BEGIN Source information

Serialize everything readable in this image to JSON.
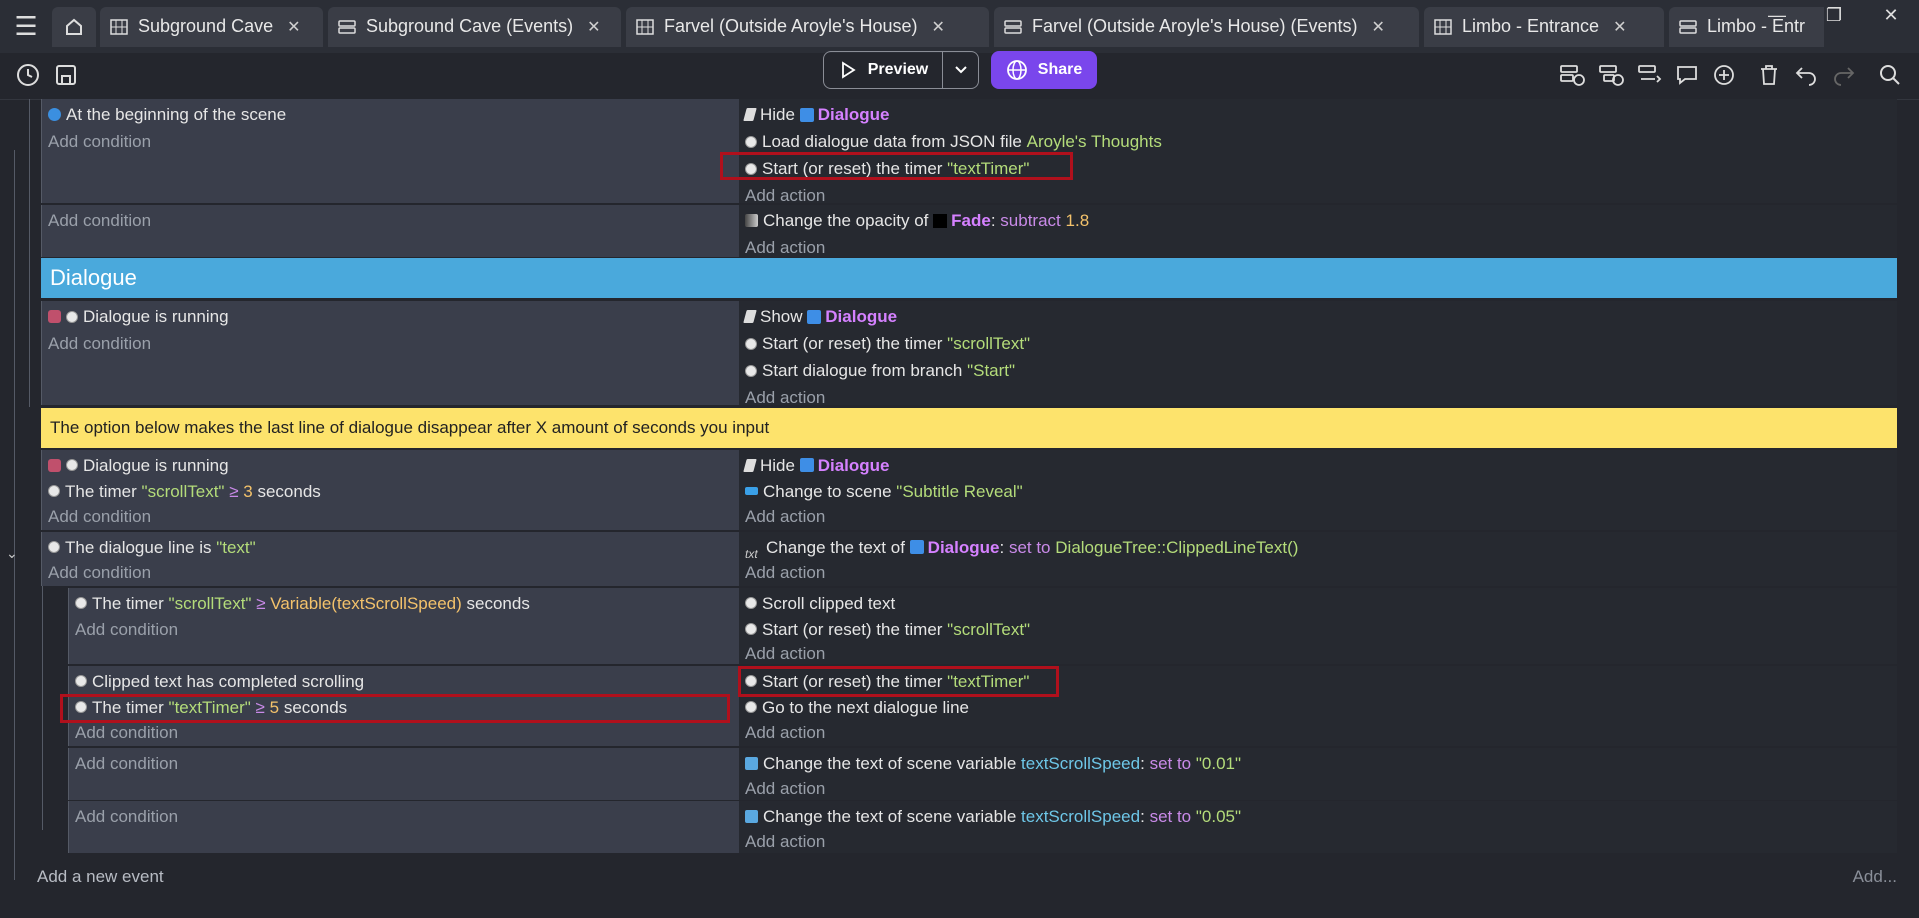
{
  "tabs": [
    {
      "label": "Subground Cave",
      "kind": "scene"
    },
    {
      "label": "Subground Cave (Events)",
      "kind": "events"
    },
    {
      "label": "Farvel (Outside Aroyle's House)",
      "kind": "scene"
    },
    {
      "label": "Farvel (Outside Aroyle's House) (Events)",
      "kind": "events"
    },
    {
      "label": "Limbo - Entrance",
      "kind": "scene"
    },
    {
      "label": "Limbo - Entr",
      "kind": "events"
    }
  ],
  "toolbar": {
    "preview_label": "Preview",
    "share_label": "Share"
  },
  "placeholders": {
    "add_condition": "Add condition",
    "add_action": "Add action",
    "add_event": "Add a new event",
    "add_more": "Add..."
  },
  "ev1": {
    "cond1": "At the beginning of the scene",
    "act1_pre": "Hide",
    "act1_obj": "Dialogue",
    "act2_pre": "Load dialogue data from JSON file",
    "act2_str": "Aroyle's Thoughts",
    "act3_pre": "Start (or reset) the timer",
    "act3_str": "\"textTimer\""
  },
  "ev2": {
    "act1_pre": "Change the opacity of",
    "act1_obj": "Fade",
    "act1_sep": ":",
    "act1_op": "subtract",
    "act1_num": "1.8"
  },
  "group_title": "Dialogue",
  "ev3": {
    "cond1": "Dialogue is running",
    "act1_pre": "Show",
    "act1_obj": "Dialogue",
    "act2_pre": "Start (or reset) the timer",
    "act2_str": "\"scrollText\"",
    "act3_pre": "Start dialogue from branch",
    "act3_str": "\"Start\""
  },
  "comment": "The option below makes the last line of dialogue disappear after X amount of seconds you input",
  "ev4": {
    "cond1": "Dialogue is running",
    "cond2_pre": "The timer",
    "cond2_str": "\"scrollText\"",
    "cond2_op": "≥",
    "cond2_num": "3",
    "cond2_post": "seconds",
    "act1_pre": "Hide",
    "act1_obj": "Dialogue",
    "act2_pre": "Change to scene",
    "act2_str": "\"Subtitle Reveal\""
  },
  "ev5": {
    "cond1_pre": "The dialogue line is",
    "cond1_str": "\"text\"",
    "act1_pre": "Change the text of",
    "act1_obj": "Dialogue",
    "act1_sep": ":",
    "act1_op": "set to",
    "act1_val": "DialogueTree::ClippedLineText()"
  },
  "ev6": {
    "cond1_pre": "The timer",
    "cond1_str": "\"scrollText\"",
    "cond1_op": "≥",
    "cond1_num": "Variable(textScrollSpeed)",
    "cond1_post": "seconds",
    "act1": "Scroll clipped text",
    "act2_pre": "Start (or reset) the timer",
    "act2_str": "\"scrollText\""
  },
  "ev7": {
    "cond1": "Clipped text has completed scrolling",
    "cond2_pre": "The timer",
    "cond2_str": "\"textTimer\"",
    "cond2_op": "≥",
    "cond2_num": "5",
    "cond2_post": "seconds",
    "act1_pre": "Start (or reset) the timer",
    "act1_str": "\"textTimer\"",
    "act2": "Go to the next dialogue line"
  },
  "ev8": {
    "act1_pre": "Change the text of scene variable",
    "act1_var": "textScrollSpeed",
    "act1_sep": ":",
    "act1_op": "set to",
    "act1_str": "\"0.01\""
  },
  "ev9": {
    "act1_pre": "Change the text of scene variable",
    "act1_var": "textScrollSpeed",
    "act1_sep": ":",
    "act1_op": "set to",
    "act1_str": "\"0.05\""
  }
}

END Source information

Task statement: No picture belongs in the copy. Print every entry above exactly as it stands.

Problem solution:
Serialize everything readable in this image to JSON.
{
  "tabs": [
    {
      "label": "Subground Cave",
      "kind": "scene"
    },
    {
      "label": "Subground Cave (Events)",
      "kind": "events"
    },
    {
      "label": "Farvel (Outside Aroyle's House)",
      "kind": "scene"
    },
    {
      "label": "Farvel (Outside Aroyle's House) (Events)",
      "kind": "events"
    },
    {
      "label": "Limbo - Entrance",
      "kind": "scene"
    },
    {
      "label": "Limbo - Entr",
      "kind": "events"
    }
  ],
  "toolbar": {
    "preview_label": "Preview",
    "share_label": "Share"
  },
  "placeholders": {
    "add_condition": "Add condition",
    "add_action": "Add action",
    "add_event": "Add a new event",
    "add_more": "Add..."
  },
  "ev1": {
    "cond1": "At the beginning of the scene",
    "act1_pre": "Hide",
    "act1_obj": "Dialogue",
    "act2_pre": "Load dialogue data from JSON file",
    "act2_str": "Aroyle's Thoughts",
    "act3_pre": "Start (or reset) the timer",
    "act3_str": "\"textTimer\""
  },
  "ev2": {
    "act1_pre": "Change the opacity of",
    "act1_obj": "Fade",
    "act1_sep": ":",
    "act1_op": "subtract",
    "act1_num": "1.8"
  },
  "group_title": "Dialogue",
  "ev3": {
    "cond1": "Dialogue is running",
    "act1_pre": "Show",
    "act1_obj": "Dialogue",
    "act2_pre": "Start (or reset) the timer",
    "act2_str": "\"scrollText\"",
    "act3_pre": "Start dialogue from branch",
    "act3_str": "\"Start\""
  },
  "comment": "The option below makes the last line of dialogue disappear after X amount of seconds you input",
  "ev4": {
    "cond1": "Dialogue is running",
    "cond2_pre": "The timer",
    "cond2_str": "\"scrollText\"",
    "cond2_op": "≥",
    "cond2_num": "3",
    "cond2_post": "seconds",
    "act1_pre": "Hide",
    "act1_obj": "Dialogue",
    "act2_pre": "Change to scene",
    "act2_str": "\"Subtitle Reveal\""
  },
  "ev5": {
    "cond1_pre": "The dialogue line is",
    "cond1_str": "\"text\"",
    "act1_pre": "Change the text of",
    "act1_obj": "Dialogue",
    "act1_sep": ":",
    "act1_op": "set to",
    "act1_val": "DialogueTree::ClippedLineText()"
  },
  "ev6": {
    "cond1_pre": "The timer",
    "cond1_str": "\"scrollText\"",
    "cond1_op": "≥",
    "cond1_num": "Variable(textScrollSpeed)",
    "cond1_post": "seconds",
    "act1": "Scroll clipped text",
    "act2_pre": "Start (or reset) the timer",
    "act2_str": "\"scrollText\""
  },
  "ev7": {
    "cond1": "Clipped text has completed scrolling",
    "cond2_pre": "The timer",
    "cond2_str": "\"textTimer\"",
    "cond2_op": "≥",
    "cond2_num": "5",
    "cond2_post": "seconds",
    "act1_pre": "Start (or reset) the timer",
    "act1_str": "\"textTimer\"",
    "act2": "Go to the next dialogue line"
  },
  "ev8": {
    "act1_pre": "Change the text of scene variable",
    "act1_var": "textScrollSpeed",
    "act1_sep": ":",
    "act1_op": "set to",
    "act1_str": "\"0.01\""
  },
  "ev9": {
    "act1_pre": "Change the text of scene variable",
    "act1_var": "textScrollSpeed",
    "act1_sep": ":",
    "act1_op": "set to",
    "act1_str": "\"0.05\""
  }
}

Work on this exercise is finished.